### EXERCISE AIM
The data is to be retyped in full, exactly.

------------------------------------

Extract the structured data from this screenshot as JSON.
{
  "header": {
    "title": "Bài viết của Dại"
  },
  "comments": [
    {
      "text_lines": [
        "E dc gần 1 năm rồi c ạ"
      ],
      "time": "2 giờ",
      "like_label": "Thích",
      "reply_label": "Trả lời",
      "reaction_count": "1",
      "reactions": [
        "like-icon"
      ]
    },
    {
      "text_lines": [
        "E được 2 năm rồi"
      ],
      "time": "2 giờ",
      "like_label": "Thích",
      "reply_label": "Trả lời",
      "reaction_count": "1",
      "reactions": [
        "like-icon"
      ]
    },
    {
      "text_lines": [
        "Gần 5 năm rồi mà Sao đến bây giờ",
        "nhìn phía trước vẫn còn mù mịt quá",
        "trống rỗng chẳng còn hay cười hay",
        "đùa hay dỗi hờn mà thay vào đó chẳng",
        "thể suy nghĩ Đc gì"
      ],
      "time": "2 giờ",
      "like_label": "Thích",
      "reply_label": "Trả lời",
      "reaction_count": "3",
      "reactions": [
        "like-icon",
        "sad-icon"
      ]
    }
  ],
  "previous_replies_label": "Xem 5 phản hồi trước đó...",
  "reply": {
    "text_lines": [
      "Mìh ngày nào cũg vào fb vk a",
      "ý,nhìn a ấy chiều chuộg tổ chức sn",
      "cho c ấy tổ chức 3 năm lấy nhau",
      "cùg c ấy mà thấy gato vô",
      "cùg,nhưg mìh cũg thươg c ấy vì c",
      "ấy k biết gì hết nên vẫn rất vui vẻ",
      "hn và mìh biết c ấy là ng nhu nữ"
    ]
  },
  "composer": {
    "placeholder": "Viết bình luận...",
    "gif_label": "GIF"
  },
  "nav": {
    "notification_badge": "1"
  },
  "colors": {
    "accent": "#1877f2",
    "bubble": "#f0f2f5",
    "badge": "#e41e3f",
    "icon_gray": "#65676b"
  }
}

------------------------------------

### EXERCISE RESULT
Extract the structured data from this screenshot as JSON.
{
  "header": {
    "title": "Bài viết của Dại"
  },
  "comments": [
    {
      "text_lines": [
        "E dc gần 1 năm rồi c ạ"
      ],
      "time": "2 giờ",
      "like_label": "Thích",
      "reply_label": "Trả lời",
      "reaction_count": "1",
      "reactions": [
        "like-icon"
      ]
    },
    {
      "text_lines": [
        "E được 2 năm rồi"
      ],
      "time": "2 giờ",
      "like_label": "Thích",
      "reply_label": "Trả lời",
      "reaction_count": "1",
      "reactions": [
        "like-icon"
      ]
    },
    {
      "text_lines": [
        "Gần 5 năm rồi mà Sao đến bây giờ",
        "nhìn phía trước vẫn còn mù mịt quá",
        "trống rỗng chẳng còn hay cười hay",
        "đùa hay dỗi hờn mà thay vào đó chẳng",
        "thể suy nghĩ Đc gì"
      ],
      "time": "2 giờ",
      "like_label": "Thích",
      "reply_label": "Trả lời",
      "reaction_count": "3",
      "reactions": [
        "like-icon",
        "sad-icon"
      ]
    }
  ],
  "previous_replies_label": "Xem 5 phản hồi trước đó...",
  "reply": {
    "text_lines": [
      "Mìh ngày nào cũg vào fb vk a",
      "ý,nhìn a ấy chiều chuộg tổ chức sn",
      "cho c ấy tổ chức 3 năm lấy nhau",
      "cùg c ấy mà thấy gato vô",
      "cùg,nhưg mìh cũg thươg c ấy vì c",
      "ấy k biết gì hết nên vẫn rất vui vẻ",
      "hn và mìh biết c ấy là ng nhu nữ"
    ]
  },
  "composer": {
    "placeholder": "Viết bình luận...",
    "gif_label": "GIF"
  },
  "nav": {
    "notification_badge": "1"
  },
  "colors": {
    "accent": "#1877f2",
    "bubble": "#f0f2f5",
    "badge": "#e41e3f",
    "icon_gray": "#65676b"
  }
}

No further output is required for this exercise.